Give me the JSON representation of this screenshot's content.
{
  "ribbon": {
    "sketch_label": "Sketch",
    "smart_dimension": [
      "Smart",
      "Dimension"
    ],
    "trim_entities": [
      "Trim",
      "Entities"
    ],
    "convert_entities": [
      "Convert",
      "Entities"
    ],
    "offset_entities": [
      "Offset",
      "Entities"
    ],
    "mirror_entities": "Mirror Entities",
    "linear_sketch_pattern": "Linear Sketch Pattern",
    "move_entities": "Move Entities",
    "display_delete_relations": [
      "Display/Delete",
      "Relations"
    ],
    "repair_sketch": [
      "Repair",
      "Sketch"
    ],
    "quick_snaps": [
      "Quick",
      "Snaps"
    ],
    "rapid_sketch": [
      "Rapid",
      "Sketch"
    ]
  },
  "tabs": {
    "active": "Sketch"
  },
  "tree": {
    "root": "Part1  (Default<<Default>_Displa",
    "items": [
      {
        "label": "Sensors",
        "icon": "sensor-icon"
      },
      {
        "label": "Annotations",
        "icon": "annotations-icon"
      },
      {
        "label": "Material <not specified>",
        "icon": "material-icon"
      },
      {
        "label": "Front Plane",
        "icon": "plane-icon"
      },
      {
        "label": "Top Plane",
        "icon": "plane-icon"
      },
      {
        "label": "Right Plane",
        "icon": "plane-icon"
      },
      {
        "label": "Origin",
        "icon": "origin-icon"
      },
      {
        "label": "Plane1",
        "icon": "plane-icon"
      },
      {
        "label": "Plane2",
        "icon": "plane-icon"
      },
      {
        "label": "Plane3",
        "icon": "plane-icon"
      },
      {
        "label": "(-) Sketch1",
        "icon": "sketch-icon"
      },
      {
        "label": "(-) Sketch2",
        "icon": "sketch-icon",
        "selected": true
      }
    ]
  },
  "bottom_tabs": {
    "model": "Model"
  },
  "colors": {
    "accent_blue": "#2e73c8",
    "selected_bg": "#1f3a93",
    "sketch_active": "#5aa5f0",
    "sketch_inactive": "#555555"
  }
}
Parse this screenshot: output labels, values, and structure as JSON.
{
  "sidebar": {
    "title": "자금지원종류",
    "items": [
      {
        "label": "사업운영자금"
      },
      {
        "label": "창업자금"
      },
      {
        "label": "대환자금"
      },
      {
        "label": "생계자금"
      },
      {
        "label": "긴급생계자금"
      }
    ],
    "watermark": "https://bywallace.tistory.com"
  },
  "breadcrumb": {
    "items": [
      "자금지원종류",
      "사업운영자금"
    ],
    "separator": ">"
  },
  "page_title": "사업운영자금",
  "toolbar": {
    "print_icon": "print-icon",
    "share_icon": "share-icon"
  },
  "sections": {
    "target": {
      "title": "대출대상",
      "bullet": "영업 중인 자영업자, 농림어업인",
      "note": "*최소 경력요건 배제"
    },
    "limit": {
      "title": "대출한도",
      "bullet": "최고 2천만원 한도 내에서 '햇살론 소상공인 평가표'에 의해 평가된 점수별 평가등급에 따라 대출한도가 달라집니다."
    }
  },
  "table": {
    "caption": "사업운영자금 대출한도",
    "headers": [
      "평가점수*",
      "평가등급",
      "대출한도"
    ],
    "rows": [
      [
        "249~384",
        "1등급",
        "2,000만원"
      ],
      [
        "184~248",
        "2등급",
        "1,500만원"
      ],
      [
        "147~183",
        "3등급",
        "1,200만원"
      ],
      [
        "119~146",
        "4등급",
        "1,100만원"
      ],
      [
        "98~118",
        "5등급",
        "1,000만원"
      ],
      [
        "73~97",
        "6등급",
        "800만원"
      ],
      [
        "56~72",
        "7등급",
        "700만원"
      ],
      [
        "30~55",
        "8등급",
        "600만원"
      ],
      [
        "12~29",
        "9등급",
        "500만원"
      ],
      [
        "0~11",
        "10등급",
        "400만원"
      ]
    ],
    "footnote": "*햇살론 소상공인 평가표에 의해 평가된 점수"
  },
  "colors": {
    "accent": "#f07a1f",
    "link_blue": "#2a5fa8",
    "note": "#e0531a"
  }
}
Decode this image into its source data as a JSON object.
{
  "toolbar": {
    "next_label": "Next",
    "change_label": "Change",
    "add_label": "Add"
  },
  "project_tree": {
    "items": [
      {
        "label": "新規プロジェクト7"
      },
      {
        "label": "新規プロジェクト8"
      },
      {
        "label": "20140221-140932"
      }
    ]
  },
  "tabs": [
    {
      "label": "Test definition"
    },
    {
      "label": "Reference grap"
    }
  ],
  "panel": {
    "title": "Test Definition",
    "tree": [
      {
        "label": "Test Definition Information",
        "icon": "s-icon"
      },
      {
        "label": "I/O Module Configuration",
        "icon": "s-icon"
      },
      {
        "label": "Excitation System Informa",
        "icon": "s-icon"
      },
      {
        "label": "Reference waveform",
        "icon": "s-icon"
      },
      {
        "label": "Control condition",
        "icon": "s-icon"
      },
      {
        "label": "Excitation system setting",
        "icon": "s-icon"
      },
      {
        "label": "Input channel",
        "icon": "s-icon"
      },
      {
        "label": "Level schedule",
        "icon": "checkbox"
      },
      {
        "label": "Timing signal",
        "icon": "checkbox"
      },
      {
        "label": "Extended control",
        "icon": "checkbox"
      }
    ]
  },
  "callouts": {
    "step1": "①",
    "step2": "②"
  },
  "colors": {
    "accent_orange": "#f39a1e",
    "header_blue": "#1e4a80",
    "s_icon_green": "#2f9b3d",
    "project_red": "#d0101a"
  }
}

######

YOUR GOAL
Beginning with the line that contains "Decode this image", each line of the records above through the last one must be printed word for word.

REPLY TO THE TASK
Decode this image into its source data as a JSON object.
{
  "toolbar": {
    "next_label": "Next",
    "change_label": "Change",
    "add_label": "Add"
  },
  "project_tree": {
    "items": [
      {
        "label": "新規プロジェクト7"
      },
      {
        "label": "新規プロジェクト8"
      },
      {
        "label": "20140221-140932"
      }
    ]
  },
  "tabs": [
    {
      "label": "Test definition"
    },
    {
      "label": "Reference grap"
    }
  ],
  "panel": {
    "title": "Test Definition",
    "tree": [
      {
        "label": "Test Definition Information",
        "icon": "s-icon"
      },
      {
        "label": "I/O Module Configuration",
        "icon": "s-icon"
      },
      {
        "label": "Excitation System Informa",
        "icon": "s-icon"
      },
      {
        "label": "Reference waveform",
        "icon": "s-icon"
      },
      {
        "label": "Control condition",
        "icon": "s-icon"
      },
      {
        "label": "Excitation system setting",
        "icon": "s-icon"
      },
      {
        "label": "Input channel",
        "icon": "s-icon"
      },
      {
        "label": "Level schedule",
        "icon": "checkbox"
      },
      {
        "label": "Timing signal",
        "icon": "checkbox"
      },
      {
        "label": "Extended control",
        "icon": "checkbox"
      }
    ]
  },
  "callouts": {
    "step1": "①",
    "step2": "②"
  },
  "colors": {
    "accent_orange": "#f39a1e",
    "header_blue": "#1e4a80",
    "s_icon_green": "#2f9b3d",
    "project_red": "#d0101a"
  }
}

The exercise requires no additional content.